|Home > Entertainment > Film|
Wednesday, May 29, 2002
Crouching goalkeepers, hidden malice
By KAORI SHOJI
It takes a film like "Shaolin Soccer" to make us realize how polite, restrained and tame today's filmmaking has become. It's packed with stuff you don't want to tell your mother about. Plus, it's clear from the film that the director has a mean personality, and that malice, hilarious though it is here, is part of his nature. Jackie Chan once said that the difference between working in Hong Kong and working in Hollywood is like the difference between being an overworked slave and a privileged king. Indeed, the cast of "Shaolin Soccer" must have fantasized about sticking a knife into the director's back the minute production was over.
Hong Kong's Stephen Chow writes, directs and stars in this mercilessly hilarious film that combines kung fu and soccer, indignity and violence, tai chi and love. Halfway through you're squirming to walk out but still find yourself riveted because, at this point, you just have to see these guys win, no matter how painful, or perish in the attempt. Such a film you don't run into everyday and herein lies Chow's genius.
He drags filmmaking from its high pedestal down to mud level, while grabbing our funny bones and twisting them until we beg for mercy. Chow's tyranny (over both cast and audience) recalls my high-school track coach who habitually yelled: "Do you think I care if you're miserable? [Bangs fist on table.] Do you think you're worth even a drop of sympathy? [Bangs fist on some boy's head.] No! [Kicks chair into wall.] Anyone who's not interested in winning, can die right now. I'll be happy to do the killing myself. Who's first, huh? Huh?" [Cracks finger joints menacingly.]
"Shaolin Soccer" was inspired by the Japanese manga series "Captain Tsubasa," in which soccer balls burst into flames as they whizzed across the field and destroyed goal posts on impact. You will see plenty of that, courtesy of some amazing computer graphics by Hong Kong's Centro Digital Pictures, that chuck all subtlety out the window and go all out for brain-cell-jiggling, visual impact. Balls not only spontaneously combust, they cause hurricanes that envelop the stadium in a big black cloud, rip off the players' uniforms, burn right through the gloves of the goalkeeper and send him hurling into press photographers.
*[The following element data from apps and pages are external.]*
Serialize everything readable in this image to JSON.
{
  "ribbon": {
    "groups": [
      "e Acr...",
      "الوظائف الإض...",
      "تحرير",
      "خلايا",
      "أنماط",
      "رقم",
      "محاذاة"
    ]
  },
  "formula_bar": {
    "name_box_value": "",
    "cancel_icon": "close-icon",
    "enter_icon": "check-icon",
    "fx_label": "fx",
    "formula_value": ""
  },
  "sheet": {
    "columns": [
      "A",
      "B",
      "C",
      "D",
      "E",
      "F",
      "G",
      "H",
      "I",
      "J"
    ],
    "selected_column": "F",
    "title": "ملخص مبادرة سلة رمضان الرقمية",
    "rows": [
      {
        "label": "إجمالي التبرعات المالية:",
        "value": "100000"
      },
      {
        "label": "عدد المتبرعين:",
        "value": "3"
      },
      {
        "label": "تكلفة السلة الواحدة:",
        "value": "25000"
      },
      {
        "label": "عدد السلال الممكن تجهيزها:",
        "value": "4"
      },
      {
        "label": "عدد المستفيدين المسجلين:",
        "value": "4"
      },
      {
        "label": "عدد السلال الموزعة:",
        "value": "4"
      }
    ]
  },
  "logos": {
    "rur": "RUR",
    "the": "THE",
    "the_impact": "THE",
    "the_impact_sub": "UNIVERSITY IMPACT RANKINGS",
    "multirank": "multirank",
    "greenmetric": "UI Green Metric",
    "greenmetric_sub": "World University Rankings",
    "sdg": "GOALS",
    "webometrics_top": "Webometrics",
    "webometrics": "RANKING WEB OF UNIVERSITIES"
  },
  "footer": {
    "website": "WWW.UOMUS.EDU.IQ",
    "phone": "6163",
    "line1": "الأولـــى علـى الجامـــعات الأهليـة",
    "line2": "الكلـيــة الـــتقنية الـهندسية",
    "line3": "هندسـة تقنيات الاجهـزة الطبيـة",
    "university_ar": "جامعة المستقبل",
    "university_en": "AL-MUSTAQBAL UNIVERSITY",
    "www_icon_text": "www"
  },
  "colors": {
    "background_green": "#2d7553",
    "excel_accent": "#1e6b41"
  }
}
Chow combines these CG effects with low-tech wire action that sends a 110-kg player shooting off into the sky (the ball suspended between his two feet), only to land with a plop 2 cm from the goal. The World Cup is going to seem pretty tame after this, so my advice is to save the movie until after the games.
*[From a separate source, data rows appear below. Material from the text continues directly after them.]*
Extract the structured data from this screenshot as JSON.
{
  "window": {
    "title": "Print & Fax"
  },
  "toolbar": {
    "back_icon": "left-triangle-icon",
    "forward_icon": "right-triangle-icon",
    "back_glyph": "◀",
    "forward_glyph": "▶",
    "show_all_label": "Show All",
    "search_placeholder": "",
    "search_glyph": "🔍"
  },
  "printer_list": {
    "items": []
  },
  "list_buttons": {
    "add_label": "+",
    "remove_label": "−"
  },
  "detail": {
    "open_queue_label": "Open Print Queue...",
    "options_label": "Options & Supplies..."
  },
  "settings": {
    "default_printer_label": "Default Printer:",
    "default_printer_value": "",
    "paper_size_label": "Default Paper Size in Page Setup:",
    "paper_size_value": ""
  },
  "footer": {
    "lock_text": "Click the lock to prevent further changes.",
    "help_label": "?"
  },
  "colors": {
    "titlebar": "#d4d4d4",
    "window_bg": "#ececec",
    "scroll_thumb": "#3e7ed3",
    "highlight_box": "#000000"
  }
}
Speaking of the game, anyone who's ever yelled their lungs out at one will know that the sport appeals to some of the basest, most fundamental instincts of mankind. Its inherent primitive violence gels perfectly with the movie's basic premise: Soccer is war, and all that matters is winning. Don't expect the lofty athletic aesthetics of "Chariots of Fire." Think "Die Hard" or "Mad Max" with black-and-white balls instead of bullets.
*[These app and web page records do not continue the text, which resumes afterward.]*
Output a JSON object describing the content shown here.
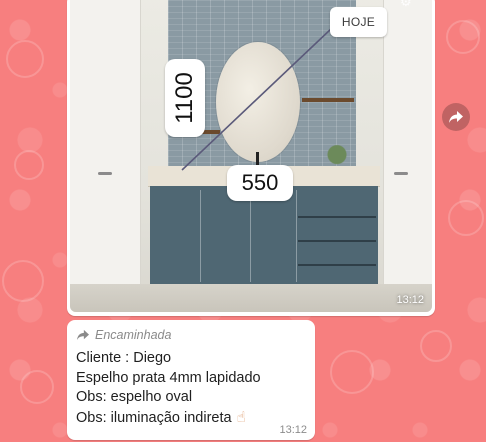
{
  "colors": {
    "chat_background": "#f77f7f",
    "bubble": "#ffffff",
    "forwarded_label": "#8a8a8a",
    "timestamp": "#8c8c8c"
  },
  "image_message": {
    "annotation_height": "1100",
    "annotation_width": "550",
    "sticker_label": "HOJE",
    "time": "13:12",
    "top_icon": "settings-icon"
  },
  "forward_button": {
    "icon": "share-arrow-icon"
  },
  "text_message": {
    "forwarded_label": "Encaminhada",
    "forwarded_icon": "forward-arrow-icon",
    "lines": [
      "Cliente : Diego",
      "Espelho prata 4mm lapidado",
      "Obs: espelho oval",
      "Obs: iluminação indireta"
    ],
    "emoji": "pointing-hand-emoji",
    "time": "13:12"
  }
}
Briefly, the story goes like this: Fan (Ng Man Tat) used to be Hong Kong's greatest soccer player but 20 years ago, he was framed by teammate Han (Patrick Tseyin) and had both legs broken. Now Fan retains no trace of his former glory, fit only to run menial errands for Han who's become a bigwig team manager. One day, Fan runs into a street-sweeper who calls himself "Steel Legs" (Stephen Chow) and claims to be an expert in Shaolin martial arts. Steel Legs can do incredible things with his feet, and Fan is inspired to start a soccer team with him and his five brothers, all of whom have been raised in the Shaolin tradition.
At first, it's not easy. The brothers had dropped out of martial arts long ago and are now middle-aged and blatantly out of shape. They are easy prey for rivals who don't beat them at the game so much as just beat them up. But after some brutal beatings, they come back and display their true Shaolin powers, racking up scores like 77-0. Soon, Fan has taken the Shaolin team to the national tournament where, in the final game, they play against the renowned Devils, owned and managed by nemesis Han.
Directors who star in their own films tend to (understandably) be kind to themselves, but Chow makes sure he's super-nice to Chow and no one else. Every other cast member is literally forced to eat dirt, but Chow as Steel Legs remains slim, boyish and cool. His treatment of the other brothers is pretty mean, but what he does to Chinese glamour-gal actress Vicky Chao is worse. She's unrecognizable until the very final scene, since most of the time her features are submerged below several layers of uglifying, skin-disease makeup that makes her resemble some deep-sea crustacean and could send less hardy actresses straight to a therapy clinic. Acting in Hong Kong is not just like overworked slavery -- it's obviously downright hazardous.